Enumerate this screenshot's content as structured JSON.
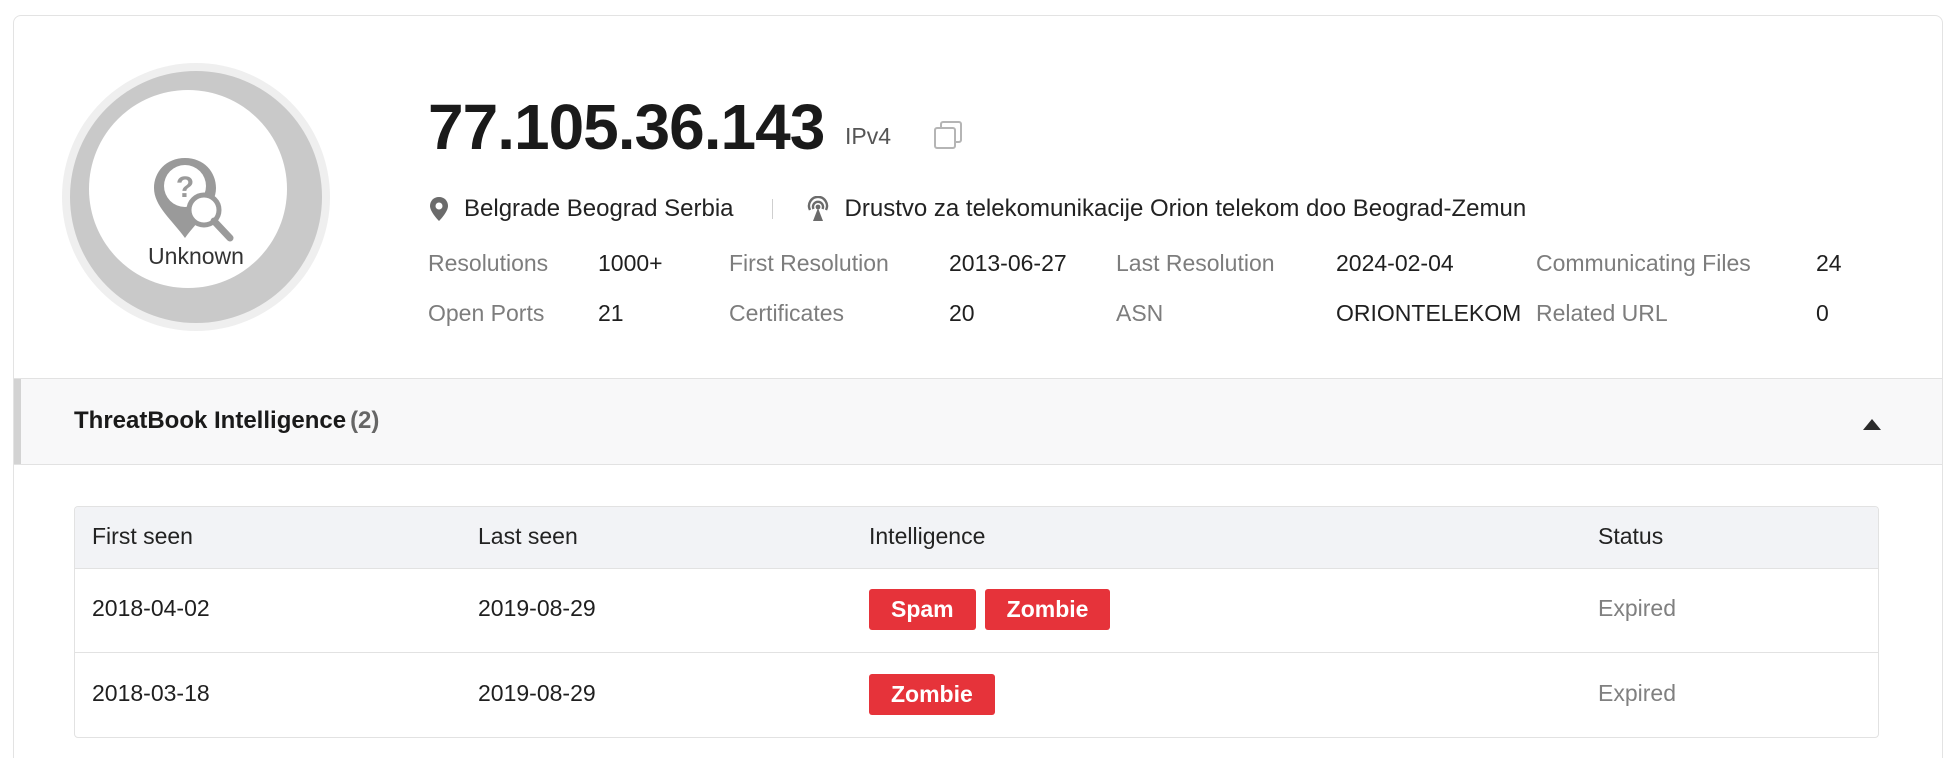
{
  "profile": {
    "ip": "77.105.36.143",
    "ip_type": "IPv4",
    "verdict": "Unknown",
    "location": "Belgrade Beograd Serbia",
    "carrier": "Drustvo za telekomunikacije Orion telekom doo Beograd-Zemun",
    "icons": {
      "verdict": "question-location-icon",
      "copy": "copy-icon",
      "location": "map-pin-icon",
      "carrier": "broadcast-tower-icon"
    }
  },
  "stats": {
    "resolutions": {
      "label": "Resolutions",
      "value": "1000+"
    },
    "first_resolution": {
      "label": "First Resolution",
      "value": "2013-06-27"
    },
    "last_resolution": {
      "label": "Last Resolution",
      "value": "2024-02-04"
    },
    "communicating_files": {
      "label": "Communicating Files",
      "value": "24"
    },
    "open_ports": {
      "label": "Open Ports",
      "value": "21"
    },
    "certificates": {
      "label": "Certificates",
      "value": "20"
    },
    "asn": {
      "label": "ASN",
      "value": "ORIONTELEKOM"
    },
    "related_url": {
      "label": "Related URL",
      "value": "0"
    }
  },
  "intelligence": {
    "title": "ThreatBook Intelligence",
    "count": "(2)",
    "columns": [
      "First seen",
      "Last seen",
      "Intelligence",
      "Status"
    ],
    "rows": [
      {
        "first_seen": "2018-04-02",
        "last_seen": "2019-08-29",
        "tags": [
          "Spam",
          "Zombie"
        ],
        "status": "Expired"
      },
      {
        "first_seen": "2018-03-18",
        "last_seen": "2019-08-29",
        "tags": [
          "Zombie"
        ],
        "status": "Expired"
      }
    ]
  },
  "colors": {
    "tag_red": "#e6333a",
    "ring_gray": "#c9c9c9",
    "muted_text": "#7d7d7d",
    "header_bg": "#f8f8f9"
  }
}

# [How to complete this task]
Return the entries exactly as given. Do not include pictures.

# [Result for this exercise]
Enumerate this screenshot's content as structured JSON.
{
  "profile": {
    "ip": "77.105.36.143",
    "ip_type": "IPv4",
    "verdict": "Unknown",
    "location": "Belgrade Beograd Serbia",
    "carrier": "Drustvo za telekomunikacije Orion telekom doo Beograd-Zemun",
    "icons": {
      "verdict": "question-location-icon",
      "copy": "copy-icon",
      "location": "map-pin-icon",
      "carrier": "broadcast-tower-icon"
    }
  },
  "stats": {
    "resolutions": {
      "label": "Resolutions",
      "value": "1000+"
    },
    "first_resolution": {
      "label": "First Resolution",
      "value": "2013-06-27"
    },
    "last_resolution": {
      "label": "Last Resolution",
      "value": "2024-02-04"
    },
    "communicating_files": {
      "label": "Communicating Files",
      "value": "24"
    },
    "open_ports": {
      "label": "Open Ports",
      "value": "21"
    },
    "certificates": {
      "label": "Certificates",
      "value": "20"
    },
    "asn": {
      "label": "ASN",
      "value": "ORIONTELEKOM"
    },
    "related_url": {
      "label": "Related URL",
      "value": "0"
    }
  },
  "intelligence": {
    "title": "ThreatBook Intelligence",
    "count": "(2)",
    "columns": [
      "First seen",
      "Last seen",
      "Intelligence",
      "Status"
    ],
    "rows": [
      {
        "first_seen": "2018-04-02",
        "last_seen": "2019-08-29",
        "tags": [
          "Spam",
          "Zombie"
        ],
        "status": "Expired"
      },
      {
        "first_seen": "2018-03-18",
        "last_seen": "2019-08-29",
        "tags": [
          "Zombie"
        ],
        "status": "Expired"
      }
    ]
  },
  "colors": {
    "tag_red": "#e6333a",
    "ring_gray": "#c9c9c9",
    "muted_text": "#7d7d7d",
    "header_bg": "#f8f8f9"
  }
}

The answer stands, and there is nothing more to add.